**Task requirements:** Omit the images, then print each record below exactly as it reads.

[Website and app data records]
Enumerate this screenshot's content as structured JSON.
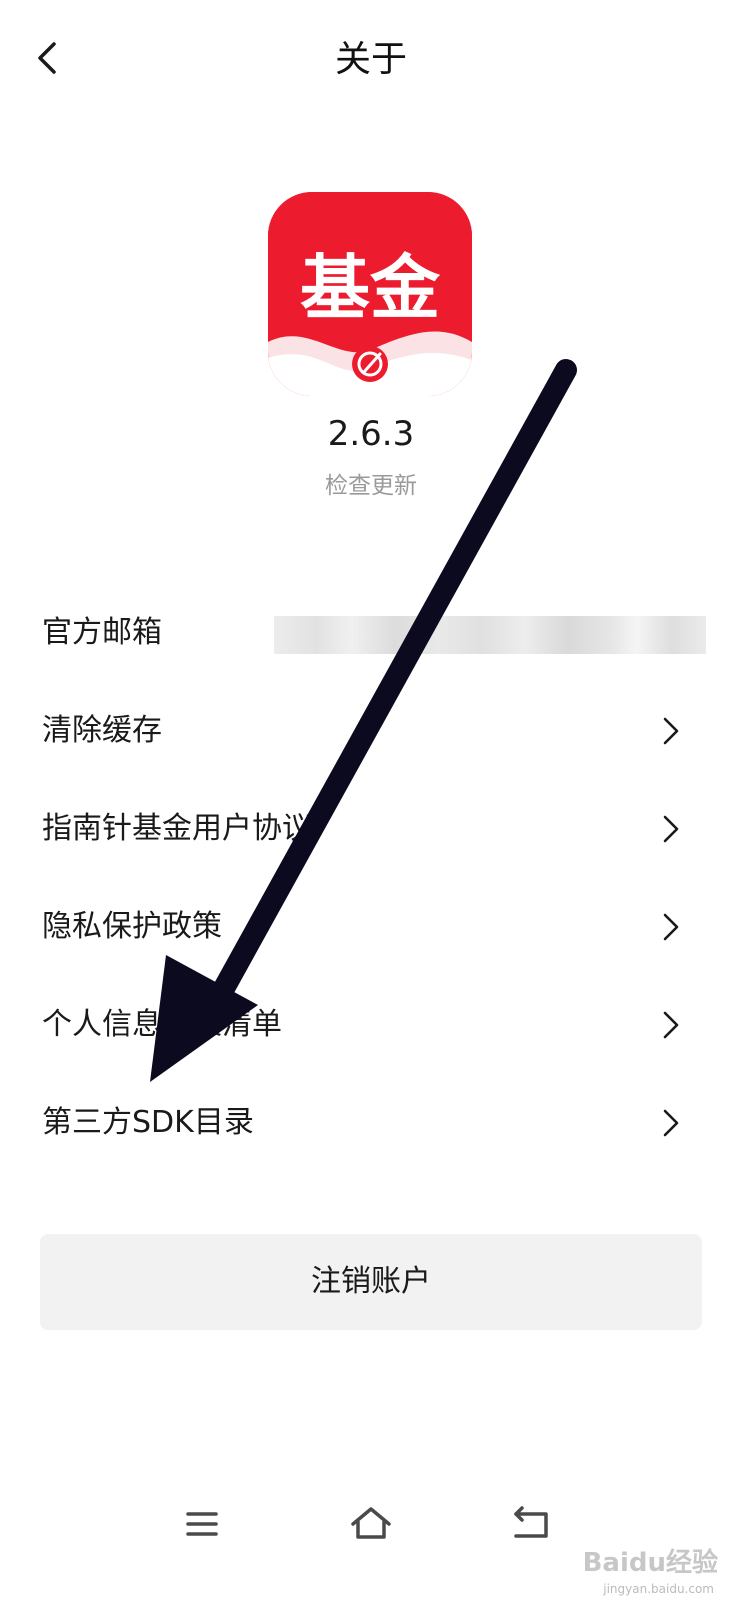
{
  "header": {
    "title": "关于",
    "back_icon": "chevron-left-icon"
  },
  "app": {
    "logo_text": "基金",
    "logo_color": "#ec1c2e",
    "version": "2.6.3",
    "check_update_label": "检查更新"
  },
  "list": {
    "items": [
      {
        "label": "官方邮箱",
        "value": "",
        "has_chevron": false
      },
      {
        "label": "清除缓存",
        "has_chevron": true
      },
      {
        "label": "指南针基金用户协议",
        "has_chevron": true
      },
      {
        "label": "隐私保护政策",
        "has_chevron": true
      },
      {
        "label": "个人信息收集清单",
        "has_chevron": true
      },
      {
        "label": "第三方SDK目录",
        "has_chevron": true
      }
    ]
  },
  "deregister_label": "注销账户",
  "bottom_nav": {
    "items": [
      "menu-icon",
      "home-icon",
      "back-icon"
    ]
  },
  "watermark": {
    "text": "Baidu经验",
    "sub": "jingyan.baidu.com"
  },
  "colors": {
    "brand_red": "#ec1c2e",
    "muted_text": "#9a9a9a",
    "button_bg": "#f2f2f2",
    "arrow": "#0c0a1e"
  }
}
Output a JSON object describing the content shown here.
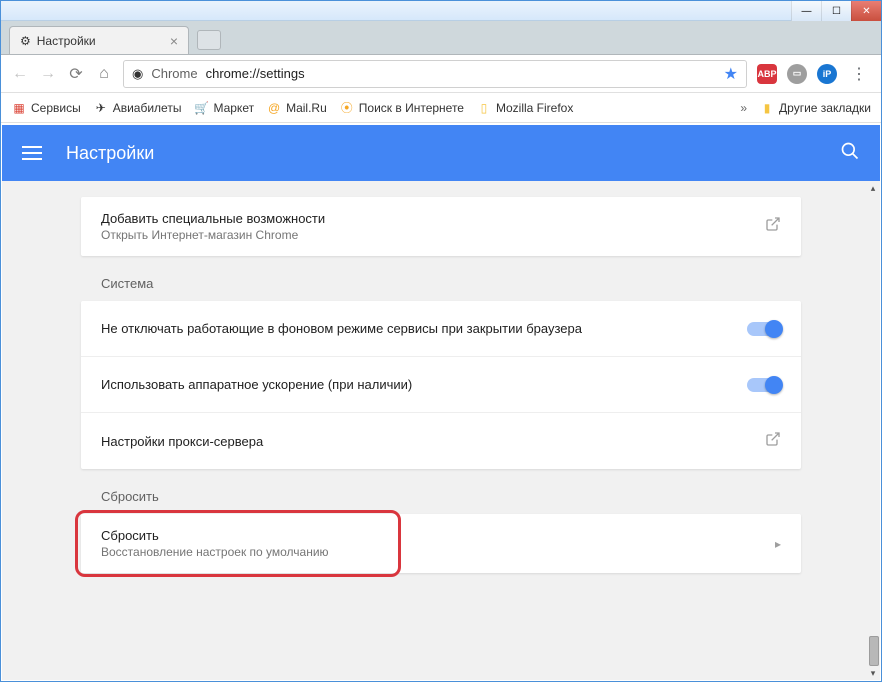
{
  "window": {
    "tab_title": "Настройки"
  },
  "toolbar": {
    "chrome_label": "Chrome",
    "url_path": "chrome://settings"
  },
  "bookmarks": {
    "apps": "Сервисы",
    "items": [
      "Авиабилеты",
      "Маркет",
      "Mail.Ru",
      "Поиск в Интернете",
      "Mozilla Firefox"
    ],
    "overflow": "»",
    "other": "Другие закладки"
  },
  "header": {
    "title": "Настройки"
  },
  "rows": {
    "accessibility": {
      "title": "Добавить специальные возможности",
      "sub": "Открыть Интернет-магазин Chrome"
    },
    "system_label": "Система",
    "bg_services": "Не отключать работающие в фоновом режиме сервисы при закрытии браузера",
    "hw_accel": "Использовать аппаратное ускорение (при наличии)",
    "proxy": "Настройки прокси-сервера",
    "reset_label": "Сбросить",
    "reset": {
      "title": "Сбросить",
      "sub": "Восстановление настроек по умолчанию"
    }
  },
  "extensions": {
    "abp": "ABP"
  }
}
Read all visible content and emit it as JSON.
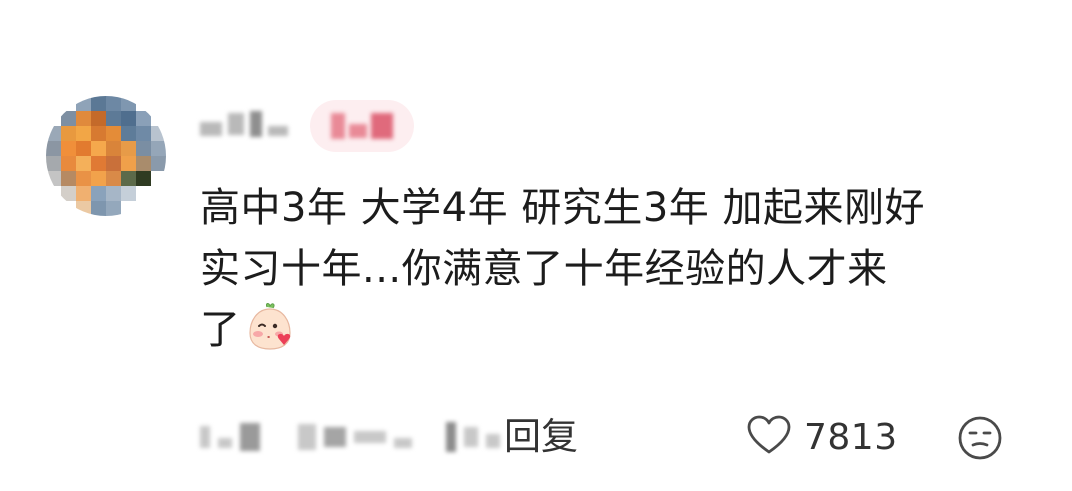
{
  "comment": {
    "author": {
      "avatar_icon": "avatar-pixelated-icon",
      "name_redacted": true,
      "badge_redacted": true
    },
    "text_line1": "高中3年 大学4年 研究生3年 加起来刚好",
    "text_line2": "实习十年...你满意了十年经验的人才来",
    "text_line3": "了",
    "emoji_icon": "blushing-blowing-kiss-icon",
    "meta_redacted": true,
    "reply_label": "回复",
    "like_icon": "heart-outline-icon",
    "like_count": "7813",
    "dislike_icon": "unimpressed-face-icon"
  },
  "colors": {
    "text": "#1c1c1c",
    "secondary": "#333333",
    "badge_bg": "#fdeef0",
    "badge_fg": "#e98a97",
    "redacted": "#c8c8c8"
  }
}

**Answer area:**
Enumerate this screenshot's content as structured JSON.
{
  "header": {
    "title": "关于",
    "back_icon": "chevron-left-icon"
  },
  "app": {
    "logo_text": "基金",
    "logo_color": "#ec1c2e",
    "version": "2.6.3",
    "check_update_label": "检查更新"
  },
  "list": {
    "items": [
      {
        "label": "官方邮箱",
        "value": "",
        "has_chevron": false
      },
      {
        "label": "清除缓存",
        "has_chevron": true
      },
      {
        "label": "指南针基金用户协议",
        "has_chevron": true
      },
      {
        "label": "隐私保护政策",
        "has_chevron": true
      },
      {
        "label": "个人信息收集清单",
        "has_chevron": true
      },
      {
        "label": "第三方SDK目录",
        "has_chevron": true
      }
    ]
  },
  "deregister_label": "注销账户",
  "bottom_nav": {
    "items": [
      "menu-icon",
      "home-icon",
      "back-icon"
    ]
  },
  "watermark": {
    "text": "Baidu经验",
    "sub": "jingyan.baidu.com"
  },
  "colors": {
    "brand_red": "#ec1c2e",
    "muted_text": "#9a9a9a",
    "button_bg": "#f2f2f2",
    "arrow": "#0c0a1e"
  }
}
Output a JSON object describing the content shown here.
{
  "window": {
    "tab_title": "Настройки"
  },
  "toolbar": {
    "chrome_label": "Chrome",
    "url_path": "chrome://settings"
  },
  "bookmarks": {
    "apps": "Сервисы",
    "items": [
      "Авиабилеты",
      "Маркет",
      "Mail.Ru",
      "Поиск в Интернете",
      "Mozilla Firefox"
    ],
    "overflow": "»",
    "other": "Другие закладки"
  },
  "header": {
    "title": "Настройки"
  },
  "rows": {
    "accessibility": {
      "title": "Добавить специальные возможности",
      "sub": "Открыть Интернет-магазин Chrome"
    },
    "system_label": "Система",
    "bg_services": "Не отключать работающие в фоновом режиме сервисы при закрытии браузера",
    "hw_accel": "Использовать аппаратное ускорение (при наличии)",
    "proxy": "Настройки прокси-сервера",
    "reset_label": "Сбросить",
    "reset": {
      "title": "Сбросить",
      "sub": "Восстановление настроек по умолчанию"
    }
  },
  "extensions": {
    "abp": "ABP"
  }
}
Read all visible content and emit it as JSON.
{
  "comment": {
    "author": {
      "avatar_icon": "avatar-pixelated-icon",
      "name_redacted": true,
      "badge_redacted": true
    },
    "text_line1": "高中3年 大学4年 研究生3年 加起来刚好",
    "text_line2": "实习十年...你满意了十年经验的人才来",
    "text_line3": "了",
    "emoji_icon": "blushing-blowing-kiss-icon",
    "meta_redacted": true,
    "reply_label": "回复",
    "like_icon": "heart-outline-icon",
    "like_count": "7813",
    "dislike_icon": "unimpressed-face-icon"
  },
  "colors": {
    "text": "#1c1c1c",
    "secondary": "#333333",
    "badge_bg": "#fdeef0",
    "badge_fg": "#e98a97",
    "redacted": "#c8c8c8"
  }
}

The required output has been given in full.